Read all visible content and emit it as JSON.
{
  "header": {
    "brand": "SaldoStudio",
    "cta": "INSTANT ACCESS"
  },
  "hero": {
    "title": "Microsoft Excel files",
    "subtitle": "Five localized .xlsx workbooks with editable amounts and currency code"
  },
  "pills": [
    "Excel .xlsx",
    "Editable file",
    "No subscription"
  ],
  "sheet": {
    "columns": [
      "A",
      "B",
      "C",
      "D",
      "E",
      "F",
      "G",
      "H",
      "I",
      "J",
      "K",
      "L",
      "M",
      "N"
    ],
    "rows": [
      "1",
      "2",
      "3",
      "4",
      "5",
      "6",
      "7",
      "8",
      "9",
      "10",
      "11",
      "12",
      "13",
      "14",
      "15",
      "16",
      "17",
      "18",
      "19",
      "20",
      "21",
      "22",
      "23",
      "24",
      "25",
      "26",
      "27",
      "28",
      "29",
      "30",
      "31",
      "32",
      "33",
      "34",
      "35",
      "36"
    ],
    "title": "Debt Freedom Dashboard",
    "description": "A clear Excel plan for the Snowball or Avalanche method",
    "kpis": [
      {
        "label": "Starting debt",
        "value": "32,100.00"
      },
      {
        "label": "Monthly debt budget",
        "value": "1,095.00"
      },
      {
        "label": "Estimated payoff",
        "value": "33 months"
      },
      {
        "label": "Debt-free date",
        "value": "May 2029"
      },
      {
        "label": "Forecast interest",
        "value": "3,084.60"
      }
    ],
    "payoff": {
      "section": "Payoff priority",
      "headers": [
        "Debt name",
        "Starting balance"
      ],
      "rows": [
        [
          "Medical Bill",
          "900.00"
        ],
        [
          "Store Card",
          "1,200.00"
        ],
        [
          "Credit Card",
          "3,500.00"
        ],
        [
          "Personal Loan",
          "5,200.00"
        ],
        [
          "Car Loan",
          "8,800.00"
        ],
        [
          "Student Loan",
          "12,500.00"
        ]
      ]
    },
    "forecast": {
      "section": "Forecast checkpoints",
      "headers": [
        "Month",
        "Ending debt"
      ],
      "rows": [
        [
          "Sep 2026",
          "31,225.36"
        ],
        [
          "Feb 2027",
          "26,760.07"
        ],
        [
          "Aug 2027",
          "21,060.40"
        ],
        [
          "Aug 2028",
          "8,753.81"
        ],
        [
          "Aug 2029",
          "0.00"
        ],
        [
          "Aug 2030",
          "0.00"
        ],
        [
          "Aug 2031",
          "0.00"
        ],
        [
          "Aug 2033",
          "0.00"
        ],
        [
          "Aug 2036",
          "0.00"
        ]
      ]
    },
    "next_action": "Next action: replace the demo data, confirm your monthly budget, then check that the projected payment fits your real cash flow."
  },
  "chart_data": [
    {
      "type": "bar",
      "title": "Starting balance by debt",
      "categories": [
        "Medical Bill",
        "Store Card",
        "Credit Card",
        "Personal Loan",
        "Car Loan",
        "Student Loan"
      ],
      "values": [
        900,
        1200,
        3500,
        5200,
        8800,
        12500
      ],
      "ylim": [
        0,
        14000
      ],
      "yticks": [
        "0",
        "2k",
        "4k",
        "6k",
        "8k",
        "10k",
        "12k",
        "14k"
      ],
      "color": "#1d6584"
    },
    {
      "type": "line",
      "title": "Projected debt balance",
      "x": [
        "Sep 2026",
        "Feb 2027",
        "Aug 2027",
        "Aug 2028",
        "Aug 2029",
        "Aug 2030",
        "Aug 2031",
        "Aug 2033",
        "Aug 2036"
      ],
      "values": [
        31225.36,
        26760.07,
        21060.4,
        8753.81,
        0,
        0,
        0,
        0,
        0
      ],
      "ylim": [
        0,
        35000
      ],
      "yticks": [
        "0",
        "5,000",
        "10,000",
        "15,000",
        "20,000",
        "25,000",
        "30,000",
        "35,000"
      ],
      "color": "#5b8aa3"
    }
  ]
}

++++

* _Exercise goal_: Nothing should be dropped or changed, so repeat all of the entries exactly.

* _Task response_:
Read all visible content and emit it as JSON.
{
  "header": {
    "brand": "SaldoStudio",
    "cta": "INSTANT ACCESS"
  },
  "hero": {
    "title": "Microsoft Excel files",
    "subtitle": "Five localized .xlsx workbooks with editable amounts and currency code"
  },
  "pills": [
    "Excel .xlsx",
    "Editable file",
    "No subscription"
  ],
  "sheet": {
    "columns": [
      "A",
      "B",
      "C",
      "D",
      "E",
      "F",
      "G",
      "H",
      "I",
      "J",
      "K",
      "L",
      "M",
      "N"
    ],
    "rows": [
      "1",
      "2",
      "3",
      "4",
      "5",
      "6",
      "7",
      "8",
      "9",
      "10",
      "11",
      "12",
      "13",
      "14",
      "15",
      "16",
      "17",
      "18",
      "19",
      "20",
      "21",
      "22",
      "23",
      "24",
      "25",
      "26",
      "27",
      "28",
      "29",
      "30",
      "31",
      "32",
      "33",
      "34",
      "35",
      "36"
    ],
    "title": "Debt Freedom Dashboard",
    "description": "A clear Excel plan for the Snowball or Avalanche method",
    "kpis": [
      {
        "label": "Starting debt",
        "value": "32,100.00"
      },
      {
        "label": "Monthly debt budget",
        "value": "1,095.00"
      },
      {
        "label": "Estimated payoff",
        "value": "33 months"
      },
      {
        "label": "Debt-free date",
        "value": "May 2029"
      },
      {
        "label": "Forecast interest",
        "value": "3,084.60"
      }
    ],
    "payoff": {
      "section": "Payoff priority",
      "headers": [
        "Debt name",
        "Starting balance"
      ],
      "rows": [
        [
          "Medical Bill",
          "900.00"
        ],
        [
          "Store Card",
          "1,200.00"
        ],
        [
          "Credit Card",
          "3,500.00"
        ],
        [
          "Personal Loan",
          "5,200.00"
        ],
        [
          "Car Loan",
          "8,800.00"
        ],
        [
          "Student Loan",
          "12,500.00"
        ]
      ]
    },
    "forecast": {
      "section": "Forecast checkpoints",
      "headers": [
        "Month",
        "Ending debt"
      ],
      "rows": [
        [
          "Sep 2026",
          "31,225.36"
        ],
        [
          "Feb 2027",
          "26,760.07"
        ],
        [
          "Aug 2027",
          "21,060.40"
        ],
        [
          "Aug 2028",
          "8,753.81"
        ],
        [
          "Aug 2029",
          "0.00"
        ],
        [
          "Aug 2030",
          "0.00"
        ],
        [
          "Aug 2031",
          "0.00"
        ],
        [
          "Aug 2033",
          "0.00"
        ],
        [
          "Aug 2036",
          "0.00"
        ]
      ]
    },
    "next_action": "Next action: replace the demo data, confirm your monthly budget, then check that the projected payment fits your real cash flow."
  },
  "chart_data": [
    {
      "type": "bar",
      "title": "Starting balance by debt",
      "categories": [
        "Medical Bill",
        "Store Card",
        "Credit Card",
        "Personal Loan",
        "Car Loan",
        "Student Loan"
      ],
      "values": [
        900,
        1200,
        3500,
        5200,
        8800,
        12500
      ],
      "ylim": [
        0,
        14000
      ],
      "yticks": [
        "0",
        "2k",
        "4k",
        "6k",
        "8k",
        "10k",
        "12k",
        "14k"
      ],
      "color": "#1d6584"
    },
    {
      "type": "line",
      "title": "Projected debt balance",
      "x": [
        "Sep 2026",
        "Feb 2027",
        "Aug 2027",
        "Aug 2028",
        "Aug 2029",
        "Aug 2030",
        "Aug 2031",
        "Aug 2033",
        "Aug 2036"
      ],
      "values": [
        31225.36,
        26760.07,
        21060.4,
        8753.81,
        0,
        0,
        0,
        0,
        0
      ],
      "ylim": [
        0,
        35000
      ],
      "yticks": [
        "0",
        "5,000",
        "10,000",
        "15,000",
        "20,000",
        "25,000",
        "30,000",
        "35,000"
      ],
      "color": "#5b8aa3"
    }
  ]
}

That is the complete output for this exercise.